It’s “a signal to the tea party and libertarian right that immigration reform is OK,” said Frank Sharry, executive director of left-leaning immigration advocacy group America’s Voice.
The Kentucky tea party favorite announced his support in a speech Tuesday to the U.S. Hispanic Chamber of Commerce, and he called on fellow Republicans to embrace immigration revisions. He also told reporters that he was receptive to allowing undocumented immigrants to eventually apply for citizenship, but he declined to use what has become a loaded phrase in conservative circles: a path to citizenship.
“Immigration reform will not occur until conservative Republicans, like myself, become part of the solution.
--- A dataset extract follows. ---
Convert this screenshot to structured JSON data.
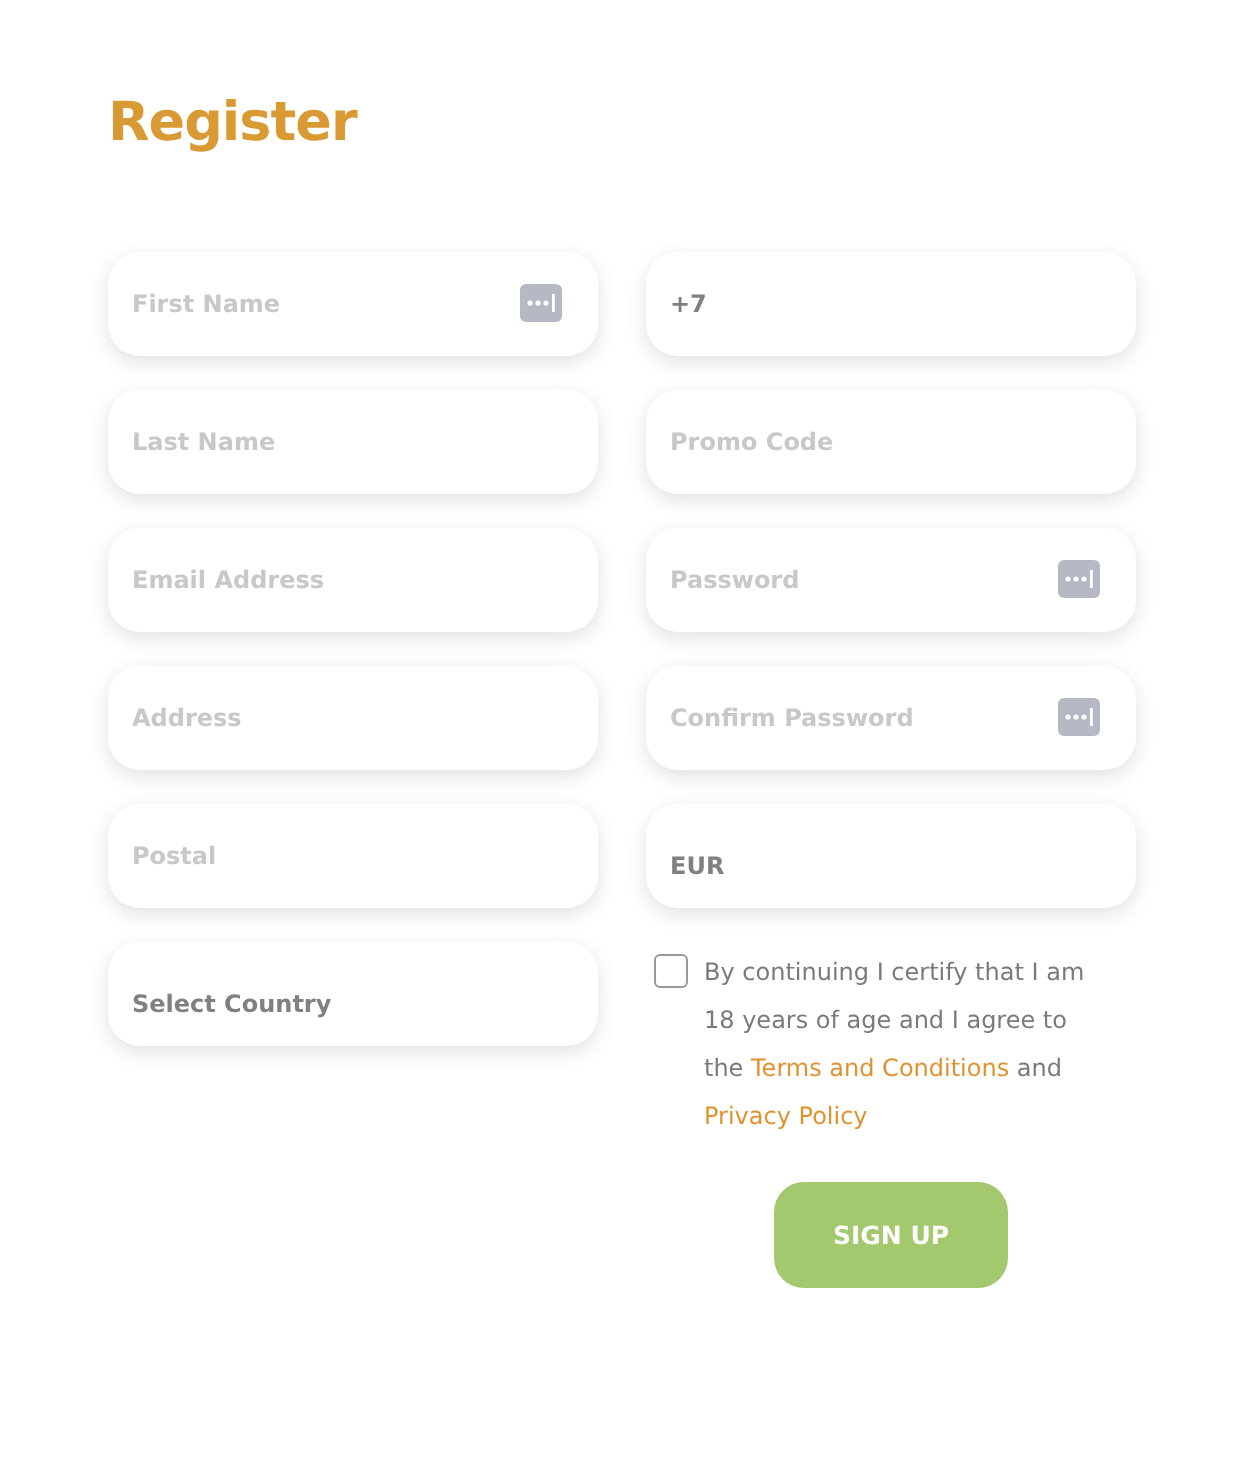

I am here today to begin that conversation,” Paul said.
He added: “Let’s start that conversation by acknowledging we aren’t going to deport 12 million illegal immigrants. If you wish to work, if you wish to live and work in America, then we will find a place for you.”
After the speech, Paul said he would be open to supporting legislation that would give illegal immigrants probationary status and allow them to get in line behind those already seeking to become citizens. That position is substantially similar to that of the bipartisan “gang of eight,” which has been working to draft a comprehensive bill. Where Paul diverges most from the group is on border security. He said Tuesday that he wants Congress to vote yearly to certify that the borders are secure, and if they are not, immigration revisions would be halted.
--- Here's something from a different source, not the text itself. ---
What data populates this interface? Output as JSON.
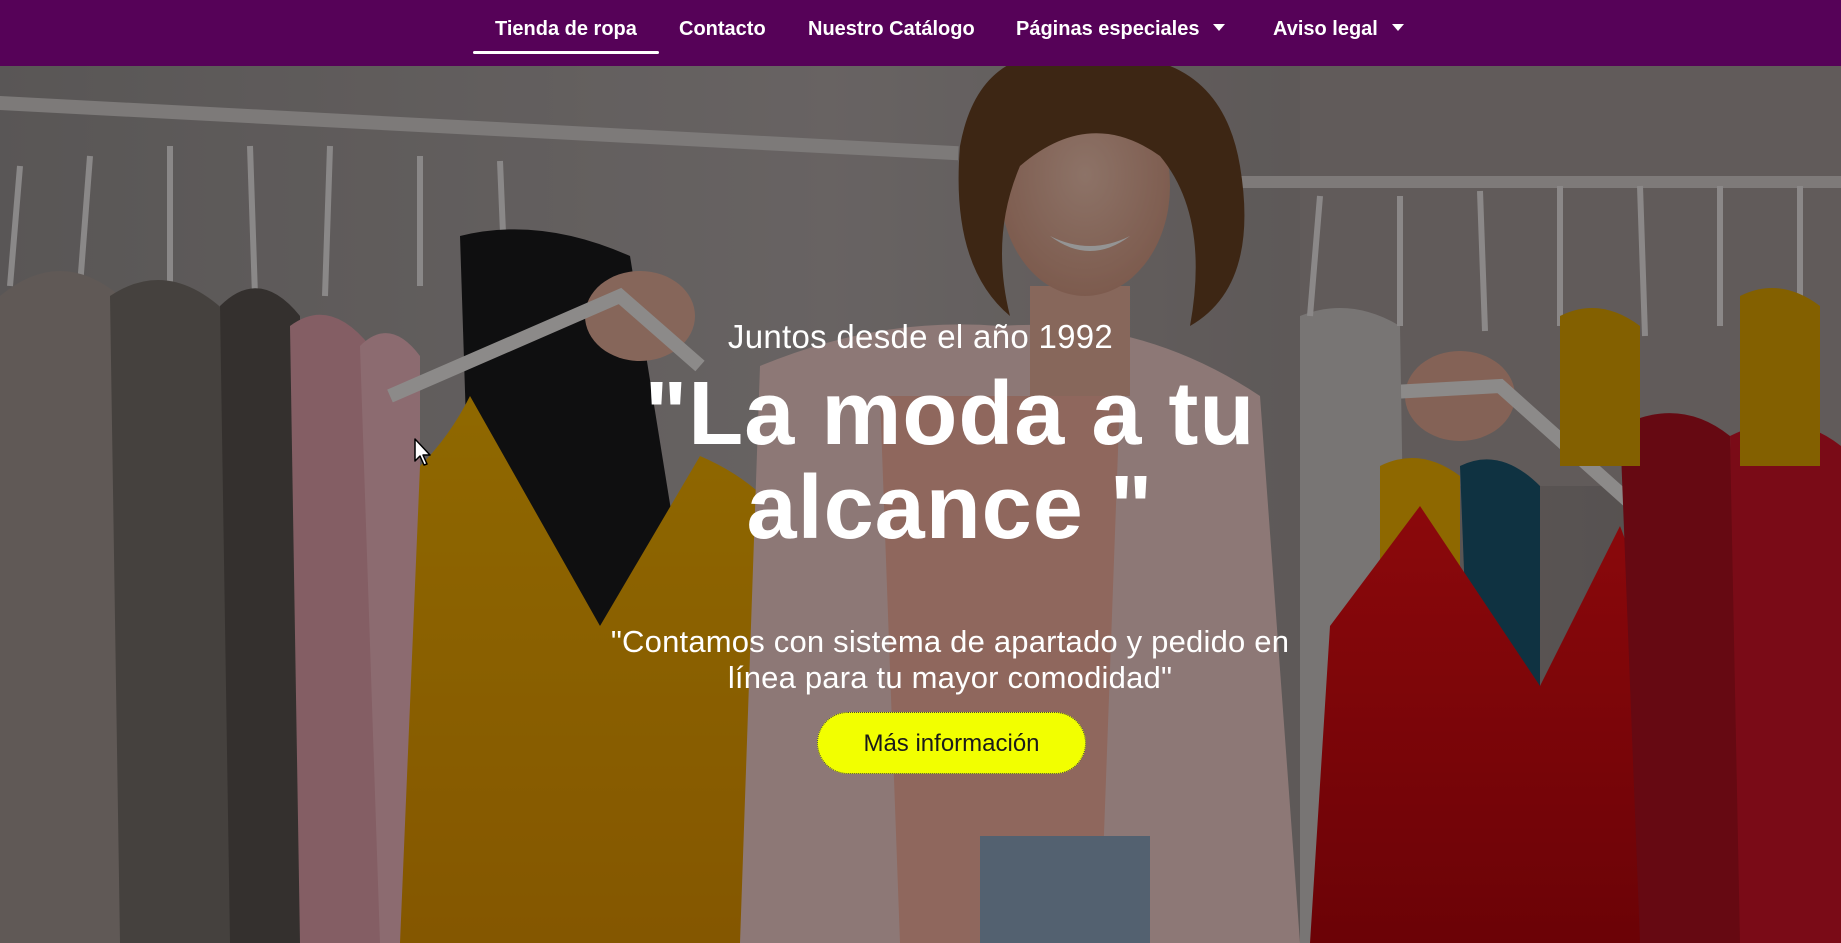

Sen. Roger Wicker said he believes Paul’s endorsement could be significant to winning GOP support.
“What he says matters,” the Mississippi Republican said.
But Wicker also noted that a backlash from conservative media, which have significant sway over conservative and tea party voters, could hamper Paul’s influence.
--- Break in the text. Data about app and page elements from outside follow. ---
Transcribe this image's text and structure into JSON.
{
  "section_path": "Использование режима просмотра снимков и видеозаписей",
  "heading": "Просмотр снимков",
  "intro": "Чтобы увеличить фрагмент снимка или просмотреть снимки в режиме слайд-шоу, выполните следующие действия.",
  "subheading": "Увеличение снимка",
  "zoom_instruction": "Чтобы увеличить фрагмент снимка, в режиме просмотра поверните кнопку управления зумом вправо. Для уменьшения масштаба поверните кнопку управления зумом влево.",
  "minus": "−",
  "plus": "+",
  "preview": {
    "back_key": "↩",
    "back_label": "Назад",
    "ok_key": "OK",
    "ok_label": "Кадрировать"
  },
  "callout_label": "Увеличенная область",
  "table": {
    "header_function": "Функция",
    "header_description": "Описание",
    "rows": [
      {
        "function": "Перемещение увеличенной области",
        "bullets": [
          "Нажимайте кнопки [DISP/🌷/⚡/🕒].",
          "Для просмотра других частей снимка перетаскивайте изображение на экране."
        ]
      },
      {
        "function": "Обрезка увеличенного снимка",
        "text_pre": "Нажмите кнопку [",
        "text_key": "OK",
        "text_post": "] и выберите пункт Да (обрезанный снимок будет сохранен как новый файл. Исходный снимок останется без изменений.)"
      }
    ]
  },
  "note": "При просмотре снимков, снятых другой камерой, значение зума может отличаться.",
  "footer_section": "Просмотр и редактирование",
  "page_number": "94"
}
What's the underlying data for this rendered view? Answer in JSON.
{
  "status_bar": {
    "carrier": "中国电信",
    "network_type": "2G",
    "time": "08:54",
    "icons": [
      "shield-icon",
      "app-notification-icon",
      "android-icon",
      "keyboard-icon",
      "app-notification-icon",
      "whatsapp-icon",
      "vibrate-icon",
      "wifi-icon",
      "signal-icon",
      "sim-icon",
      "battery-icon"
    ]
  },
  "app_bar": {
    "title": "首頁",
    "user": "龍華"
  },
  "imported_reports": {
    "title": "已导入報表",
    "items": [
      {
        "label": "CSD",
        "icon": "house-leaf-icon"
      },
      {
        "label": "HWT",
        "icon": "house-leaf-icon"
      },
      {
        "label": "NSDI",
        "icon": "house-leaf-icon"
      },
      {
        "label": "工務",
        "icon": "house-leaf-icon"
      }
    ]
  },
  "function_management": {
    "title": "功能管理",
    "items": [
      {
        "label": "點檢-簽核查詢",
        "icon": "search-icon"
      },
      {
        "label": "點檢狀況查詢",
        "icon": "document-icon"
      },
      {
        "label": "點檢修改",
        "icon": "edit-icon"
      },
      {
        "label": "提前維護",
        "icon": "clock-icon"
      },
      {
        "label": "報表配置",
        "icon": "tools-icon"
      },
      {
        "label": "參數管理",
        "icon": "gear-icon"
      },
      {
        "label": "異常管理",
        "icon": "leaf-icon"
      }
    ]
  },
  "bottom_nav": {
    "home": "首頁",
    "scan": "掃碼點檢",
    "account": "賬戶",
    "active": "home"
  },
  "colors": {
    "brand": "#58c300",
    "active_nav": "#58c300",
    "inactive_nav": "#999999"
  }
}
“We’ll have to see what sort of reaction the cable shows give to that, and 24-hour radio,” Wicker said.
Sen. Mike Johanns said he also could see Paul’s support moving the needle on the issue with conservative lawmakers.
“It might provide some cover for some people,” the Nebraska Republican said of Paul’s move.
Johanns said it is tough to gauge where the caucus is on the issue and what Paul’s effect will be because there is no legislation to be for or against at the moment.
One critic, NumbersUSA, a group that advocates for a drastic reduction of immigration, sent out “an urgent action alert to over 13,000” of its members in Kentucky after Paul delivered his speech.
“Nowhere in his long speech did Sen. Paul indicate any concern for the 20 million Americans who can’t find a full-time job or for the taxpayers who have to support them in myriad ways while 26 million legal and illegal foreign-born workers hold U.S. jobs,” the alert said.
Paul’s stock has risen in recent weeks since he launched a talking filibuster against the confirmation of CIA Director John O. Brennan over the White House’s policy on using drones. Paul also won last weekend’s presidential straw poll at the Conservative Political Action Conference. He narrowly edged out another tea-party-backed senator, Florida’s Marco Rubio.
Immigration overhaul advocates, including the gang of eight, hope Paul’s boosted status and conservative bona fides can translate into more GOP support for their emerging bill.
“I think it’s a very positive development for him to embrace a pathway to citizenship,” said Sen. Lindsey Graham, R-S.C., who is one of the eight. “I think it will be good for the overall cause of immigration reform and good for the Republican Party.” Graham has criticized Paul on other occasions for his stances on drones and U.S. foreign aid.
Paul’s speech came the day after the Republican National Committee endorsed comprehensive immigration revisions, arguing it would help the party remain competitive in future elections. Latinos played a significant role in helping President Barack Obama win, and the RNC report was intended to help party faithful be more inclusive.
Graham agreed that the 2012 elections are a significant factor in why the GOP is beginning to open up to immigration changes.
“I think the 2012 election was a bit of a wake-up call,” he said.
Sen. Jeff Flake, R-Ariz., another immigration group member, called it “great news.”
Asked whether it may help the bill win support among House Republican members, Flake said, “It will make a difference, a big difference.”
The fourth Republican member of the group, Rubio, who also may run for president in 2016, said he wanted to read Paul’s speech before commenting.
Having both Paul and Rubio in favor of an overhaul has energized immigration advocates who believe the senators’ stature within the GOP will do a lot to help pass the measure.
“Having Rubio on board is huge,” Sharry said. “Having Rubio and Rand Paul on board: game, set, match.”